[Entries from a dataset of interfaces]

########

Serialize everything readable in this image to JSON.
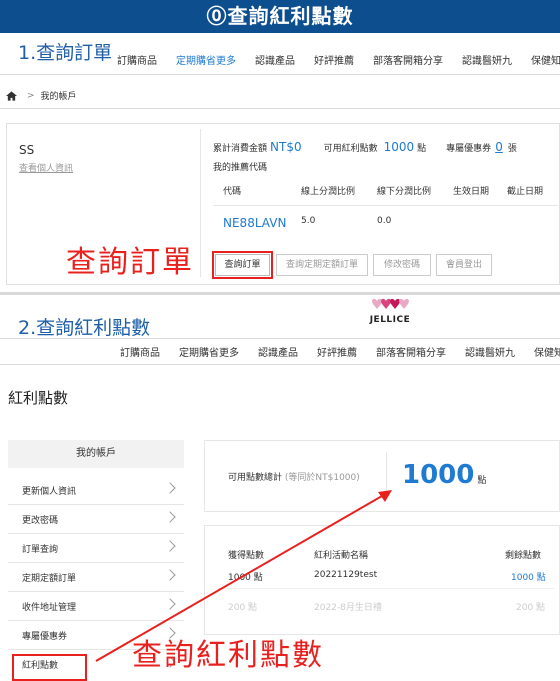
{
  "banner": "⓪查詢紅利點數",
  "section1": {
    "title": "1.查詢訂單",
    "nav": [
      "訂購商品",
      "定期購省更多",
      "認識產品",
      "好評推薦",
      "部落客開箱分享",
      "認識醫妍九",
      "保健知識+"
    ],
    "nav_active": 1,
    "breadcrumb_home": "home-icon",
    "breadcrumb_current": "我的帳戶",
    "breadcrumb_sep": ">",
    "account": {
      "name": "SS",
      "profile_link": "查看個人資訊",
      "total_label": "累計消費金額",
      "total_value": "NT$0",
      "points_label": "可用紅利點數",
      "points_value": "1000",
      "points_unit": "點",
      "coupon_label": "專屬優惠券",
      "coupon_value": "0",
      "coupon_unit": "張",
      "referral_label": "我的推薦代碼",
      "table_headers": [
        "代碼",
        "線上分潤比例",
        "線下分潤比例",
        "生效日期",
        "截止日期"
      ],
      "table_row": [
        "NE88LAVN",
        "5.0",
        "0.0",
        "",
        ""
      ],
      "buttons": [
        "查詢訂單",
        "查詢定期定額訂單",
        "修改密碼",
        "會員登出"
      ]
    },
    "callout": "查詢訂單"
  },
  "section2": {
    "title": "2.查詢紅利點數",
    "logo": "JELLICE",
    "nav": [
      "訂購商品",
      "定期購省更多",
      "認識產品",
      "好評推薦",
      "部落客開箱分享",
      "認識醫妍九",
      "保健知識+"
    ],
    "page_title": "紅利點數",
    "sidebar_title": "我的帳戶",
    "sidebar_items": [
      "更新個人資訊",
      "更改密碼",
      "訂單查詢",
      "定期定額訂單",
      "收件地址管理",
      "專屬優惠券",
      "紅利點數"
    ],
    "points_label": "可用點數總計",
    "points_note": "(等同於NT$1000)",
    "points_value": "1000",
    "points_unit": "點",
    "history_headers": [
      "獲得點數",
      "紅利活動名稱",
      "剩餘點數"
    ],
    "history_rows": [
      [
        "1000 點",
        "20221129test",
        "1000 點"
      ],
      [
        "200 點",
        "2022-8月生日禮",
        "200 點"
      ]
    ],
    "callout": "查詢紅利點數"
  },
  "colors": {
    "banner": "#0d4e8f",
    "accent": "#1f7ad1",
    "callout": "#e8201e"
  }
}
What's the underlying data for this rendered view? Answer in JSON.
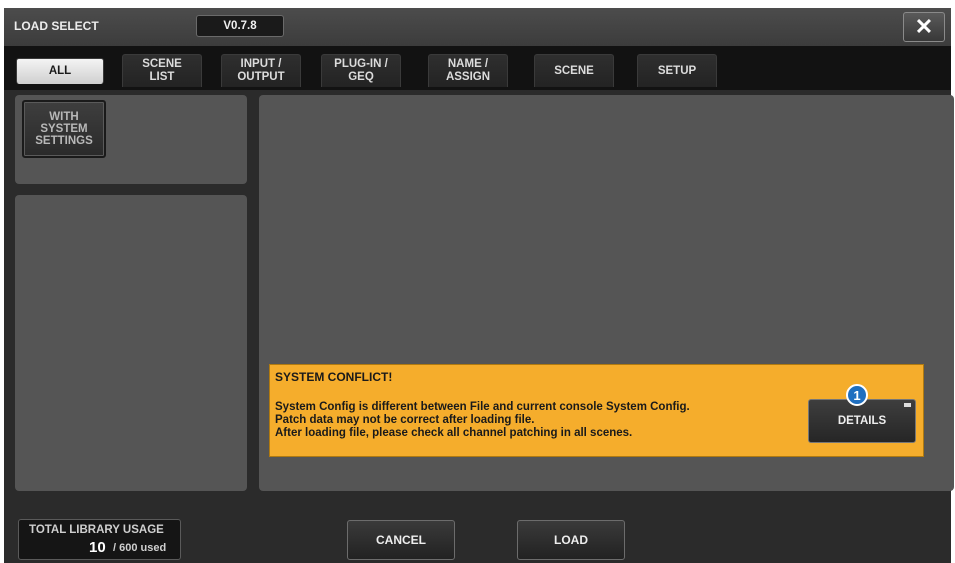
{
  "window": {
    "title": "LOAD SELECT",
    "version": "V0.7.8",
    "close_icon": "close-icon"
  },
  "tabs": [
    {
      "label": "ALL",
      "active": true
    },
    {
      "label": "SCENE\nLIST",
      "active": false
    },
    {
      "label": "INPUT /\nOUTPUT",
      "active": false
    },
    {
      "label": "PLUG-IN /\nGEQ",
      "active": false
    },
    {
      "label": "NAME /\nASSIGN",
      "active": false
    },
    {
      "label": "SCENE",
      "active": false
    },
    {
      "label": "SETUP",
      "active": false
    }
  ],
  "left_panel": {
    "with_system_settings_label": "WITH\nSYSTEM\nSETTINGS"
  },
  "warning": {
    "title": "SYSTEM CONFLICT!",
    "lines": [
      "System Config is different between File and current console System Config.",
      "Patch data may not be correct after loading file.",
      "After loading file, please check all channel patching in all scenes."
    ],
    "details_label": "DETAILS",
    "badge": "1"
  },
  "footer": {
    "usage_label": "TOTAL LIBRARY USAGE",
    "usage_count": "10",
    "usage_total": "/ 600 used",
    "cancel_label": "CANCEL",
    "load_label": "LOAD"
  },
  "colors": {
    "warning_bg": "#f5ad2c",
    "panel_bg": "#555555",
    "badge_bg": "#1f6fc0"
  }
}
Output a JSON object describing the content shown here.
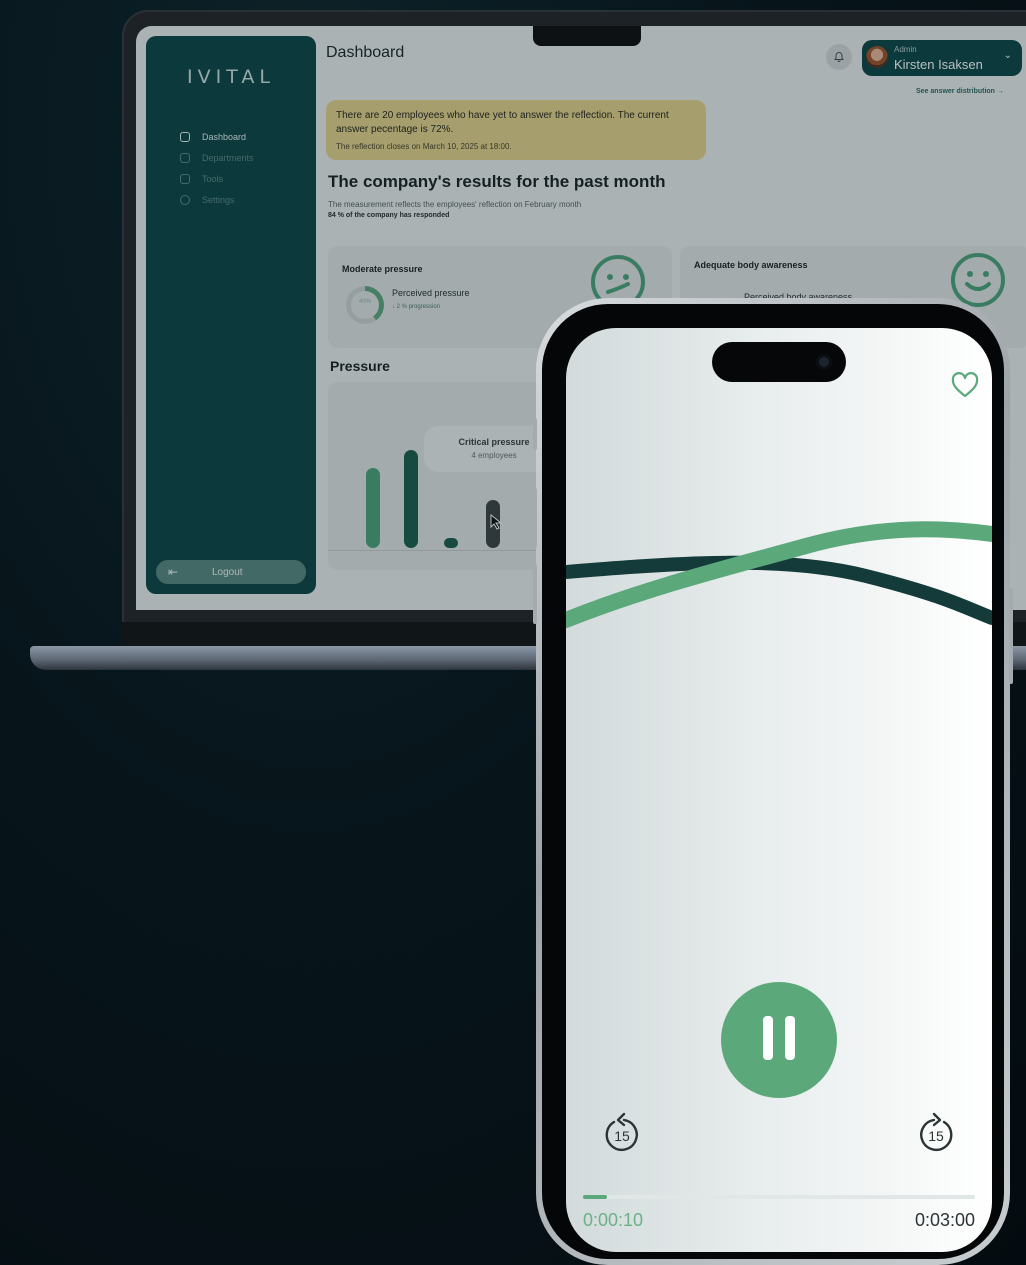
{
  "dashboard": {
    "logo": "IVITAL",
    "page_title": "Dashboard",
    "nav": [
      {
        "label": "Dashboard",
        "icon": "home-icon",
        "active": true
      },
      {
        "label": "Departments",
        "icon": "departments-icon",
        "active": false
      },
      {
        "label": "Tools",
        "icon": "tools-icon",
        "active": false
      },
      {
        "label": "Settings",
        "icon": "settings-icon",
        "active": false
      }
    ],
    "logout_label": "Logout",
    "user": {
      "role": "Admin",
      "name": "Kirsten Isaksen"
    },
    "see_link": "See answer distribution →",
    "alert": {
      "text": "There are 20 employees who have yet to answer the reflection. The current answer pecentage is 72%.",
      "sub": "The reflection closes on March 10, 2025 at 18:00."
    },
    "results": {
      "title": "The company's results for the past month",
      "subtitle": "The measurement reflects the employees' reflection on February month",
      "subtitle2": "84 % of the company has responded"
    },
    "cards": [
      {
        "title": "Moderate pressure",
        "metric": "Perceived pressure",
        "percent_label": "40%",
        "percent": 40,
        "progression": "↓ 2 % progression"
      },
      {
        "title": "Adequate body awareness",
        "metric": "Perceived body awareness"
      }
    ],
    "pressure_section": "Pressure",
    "tooltip": {
      "title": "Critical pressure",
      "sub": "4 employees"
    },
    "colors": {
      "sidebar": "#10484a",
      "accent_green": "#5fa882",
      "alert": "#e6d38e"
    }
  },
  "player": {
    "time_current": "0:00:10",
    "time_total": "0:03:00",
    "progress_fraction": 0.06,
    "skip_back_label": "15",
    "skip_forward_label": "15",
    "colors": {
      "accent": "#5ba97b",
      "dark_wave": "#153a3a"
    }
  }
}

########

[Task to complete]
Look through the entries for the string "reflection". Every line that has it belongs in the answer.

[Response]
      "text": "There are 20 employees who have yet to answer the reflection. The current answer pecentage is 72%.",
      "sub": "The reflection closes on March 10, 2025 at 18:00."
      "subtitle": "The measurement reflects the employees' reflection on February month",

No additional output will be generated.